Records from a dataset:
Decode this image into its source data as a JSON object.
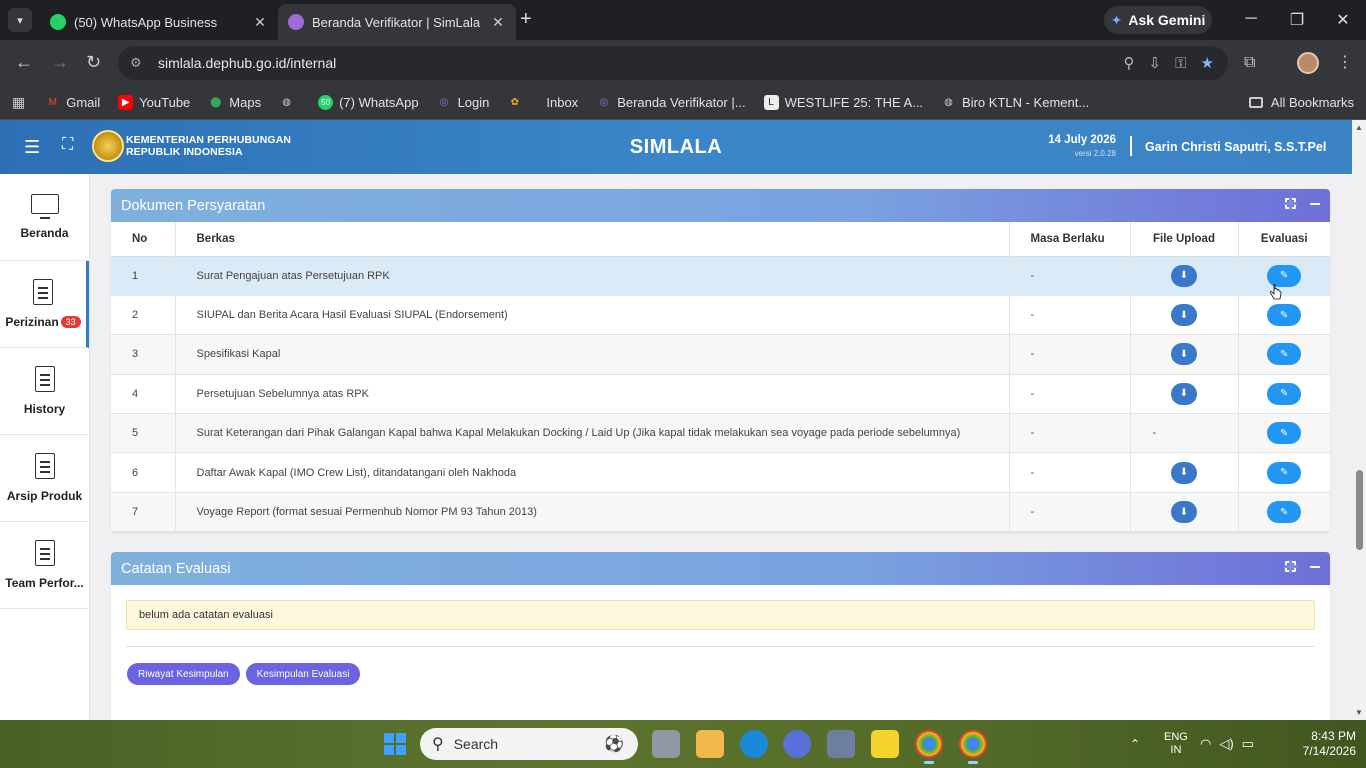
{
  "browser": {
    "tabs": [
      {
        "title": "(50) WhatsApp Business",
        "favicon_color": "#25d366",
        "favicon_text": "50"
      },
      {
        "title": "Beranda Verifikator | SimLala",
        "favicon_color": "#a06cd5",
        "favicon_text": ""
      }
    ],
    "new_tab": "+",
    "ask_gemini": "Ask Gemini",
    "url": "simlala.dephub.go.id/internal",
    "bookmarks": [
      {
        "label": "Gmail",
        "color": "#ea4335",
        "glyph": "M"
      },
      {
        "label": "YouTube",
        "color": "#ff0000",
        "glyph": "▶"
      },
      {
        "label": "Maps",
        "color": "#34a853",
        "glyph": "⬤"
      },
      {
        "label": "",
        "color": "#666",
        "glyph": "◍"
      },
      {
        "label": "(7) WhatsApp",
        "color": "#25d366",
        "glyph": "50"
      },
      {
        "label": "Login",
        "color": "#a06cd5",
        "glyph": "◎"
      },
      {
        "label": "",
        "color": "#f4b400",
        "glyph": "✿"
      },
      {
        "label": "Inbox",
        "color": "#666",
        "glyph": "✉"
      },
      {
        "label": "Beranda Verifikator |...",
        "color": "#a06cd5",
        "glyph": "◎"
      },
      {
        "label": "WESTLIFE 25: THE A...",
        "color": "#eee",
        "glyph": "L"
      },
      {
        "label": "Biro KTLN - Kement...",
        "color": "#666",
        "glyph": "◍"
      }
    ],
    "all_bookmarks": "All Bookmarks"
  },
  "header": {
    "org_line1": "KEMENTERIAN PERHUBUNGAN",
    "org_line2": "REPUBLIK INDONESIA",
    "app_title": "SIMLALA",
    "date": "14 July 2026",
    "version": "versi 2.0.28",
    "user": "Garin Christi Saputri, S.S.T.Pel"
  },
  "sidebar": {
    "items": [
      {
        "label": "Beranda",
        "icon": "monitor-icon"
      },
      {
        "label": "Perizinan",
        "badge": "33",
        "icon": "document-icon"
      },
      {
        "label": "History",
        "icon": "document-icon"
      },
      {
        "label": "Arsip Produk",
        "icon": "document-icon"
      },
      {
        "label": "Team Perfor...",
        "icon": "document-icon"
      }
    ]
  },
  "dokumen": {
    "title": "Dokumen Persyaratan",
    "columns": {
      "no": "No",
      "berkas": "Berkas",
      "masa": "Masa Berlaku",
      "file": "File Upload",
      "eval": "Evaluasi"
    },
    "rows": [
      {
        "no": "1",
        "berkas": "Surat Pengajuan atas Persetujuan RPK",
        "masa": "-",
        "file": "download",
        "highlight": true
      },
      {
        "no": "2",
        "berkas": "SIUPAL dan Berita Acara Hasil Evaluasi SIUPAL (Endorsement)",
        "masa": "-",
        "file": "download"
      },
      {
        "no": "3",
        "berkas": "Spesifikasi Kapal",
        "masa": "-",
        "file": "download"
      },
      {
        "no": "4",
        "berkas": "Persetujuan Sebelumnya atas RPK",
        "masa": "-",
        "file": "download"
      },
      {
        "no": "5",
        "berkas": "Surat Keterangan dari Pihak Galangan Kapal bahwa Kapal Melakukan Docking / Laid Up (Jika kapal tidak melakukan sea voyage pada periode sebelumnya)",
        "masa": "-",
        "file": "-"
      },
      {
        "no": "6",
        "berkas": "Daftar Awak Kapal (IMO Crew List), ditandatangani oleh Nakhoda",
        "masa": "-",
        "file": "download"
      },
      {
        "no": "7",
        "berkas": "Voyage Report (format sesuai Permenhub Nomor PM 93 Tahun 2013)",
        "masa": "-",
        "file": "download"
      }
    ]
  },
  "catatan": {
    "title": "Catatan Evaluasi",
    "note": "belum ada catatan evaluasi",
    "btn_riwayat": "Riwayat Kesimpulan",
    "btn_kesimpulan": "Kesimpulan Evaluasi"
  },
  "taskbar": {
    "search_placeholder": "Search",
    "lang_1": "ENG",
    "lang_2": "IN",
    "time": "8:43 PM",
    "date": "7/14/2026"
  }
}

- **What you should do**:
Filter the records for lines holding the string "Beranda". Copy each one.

- **Completed task**:
        "title": "Beranda Verifikator | SimLala",
        "label": "Beranda Verifikator |...",
        "label": "Beranda",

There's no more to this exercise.